- TASK OBJECTIVE -
Please set down only the lines between the line containing "Parse this screenshot: output" and the end of the records, inclusive, exactly as they stand.

- STORED DATA -

[Start of section]

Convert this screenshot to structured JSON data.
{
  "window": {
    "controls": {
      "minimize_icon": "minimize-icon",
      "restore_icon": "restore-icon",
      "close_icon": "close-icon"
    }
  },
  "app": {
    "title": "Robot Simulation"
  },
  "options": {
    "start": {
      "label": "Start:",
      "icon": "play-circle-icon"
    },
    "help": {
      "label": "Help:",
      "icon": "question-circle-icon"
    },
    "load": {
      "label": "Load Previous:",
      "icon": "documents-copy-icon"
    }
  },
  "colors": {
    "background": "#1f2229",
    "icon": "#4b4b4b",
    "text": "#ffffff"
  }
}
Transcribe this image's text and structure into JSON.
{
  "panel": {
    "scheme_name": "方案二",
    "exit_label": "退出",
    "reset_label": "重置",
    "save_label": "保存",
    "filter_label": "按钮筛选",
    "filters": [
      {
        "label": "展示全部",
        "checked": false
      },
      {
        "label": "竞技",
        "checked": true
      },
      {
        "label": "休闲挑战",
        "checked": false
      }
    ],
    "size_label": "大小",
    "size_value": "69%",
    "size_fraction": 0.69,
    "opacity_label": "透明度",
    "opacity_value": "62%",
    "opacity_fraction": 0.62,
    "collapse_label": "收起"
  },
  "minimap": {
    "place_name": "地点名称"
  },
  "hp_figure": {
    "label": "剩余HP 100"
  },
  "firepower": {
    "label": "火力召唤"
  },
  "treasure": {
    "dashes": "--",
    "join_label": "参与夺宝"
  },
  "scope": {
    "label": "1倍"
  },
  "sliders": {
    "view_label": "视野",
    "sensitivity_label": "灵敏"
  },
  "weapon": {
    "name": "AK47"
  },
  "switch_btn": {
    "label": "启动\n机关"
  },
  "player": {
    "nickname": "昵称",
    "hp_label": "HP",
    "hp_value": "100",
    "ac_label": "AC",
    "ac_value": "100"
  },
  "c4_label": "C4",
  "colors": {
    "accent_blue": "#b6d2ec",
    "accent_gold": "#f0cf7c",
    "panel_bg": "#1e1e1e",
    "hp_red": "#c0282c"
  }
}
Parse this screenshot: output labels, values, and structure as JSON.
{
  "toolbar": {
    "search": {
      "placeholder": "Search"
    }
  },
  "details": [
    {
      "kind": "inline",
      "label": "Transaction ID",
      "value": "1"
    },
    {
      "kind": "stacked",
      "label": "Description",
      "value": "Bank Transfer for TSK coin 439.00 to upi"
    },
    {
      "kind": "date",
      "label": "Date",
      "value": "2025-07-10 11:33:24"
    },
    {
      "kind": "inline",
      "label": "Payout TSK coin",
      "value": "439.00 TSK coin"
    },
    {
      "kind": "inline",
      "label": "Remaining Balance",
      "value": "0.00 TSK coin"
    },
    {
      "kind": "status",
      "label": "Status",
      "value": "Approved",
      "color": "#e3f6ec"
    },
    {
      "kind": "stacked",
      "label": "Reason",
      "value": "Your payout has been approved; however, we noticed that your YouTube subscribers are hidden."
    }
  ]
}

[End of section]

- PROBLEM SOLUTION -
Parse this screenshot: output labels, values, and structure as JSON.
{
  "toolbar": {
    "search": {
      "placeholder": "Search"
    }
  },
  "details": [
    {
      "kind": "inline",
      "label": "Transaction ID",
      "value": "1"
    },
    {
      "kind": "stacked",
      "label": "Description",
      "value": "Bank Transfer for TSK coin 439.00 to upi"
    },
    {
      "kind": "date",
      "label": "Date",
      "value": "2025-07-10 11:33:24"
    },
    {
      "kind": "inline",
      "label": "Payout TSK coin",
      "value": "439.00 TSK coin"
    },
    {
      "kind": "inline",
      "label": "Remaining Balance",
      "value": "0.00 TSK coin"
    },
    {
      "kind": "status",
      "label": "Status",
      "value": "Approved",
      "color": "#e3f6ec"
    },
    {
      "kind": "stacked",
      "label": "Reason",
      "value": "Your payout has been approved; however, we noticed that your YouTube subscribers are hidden."
    }
  ]
}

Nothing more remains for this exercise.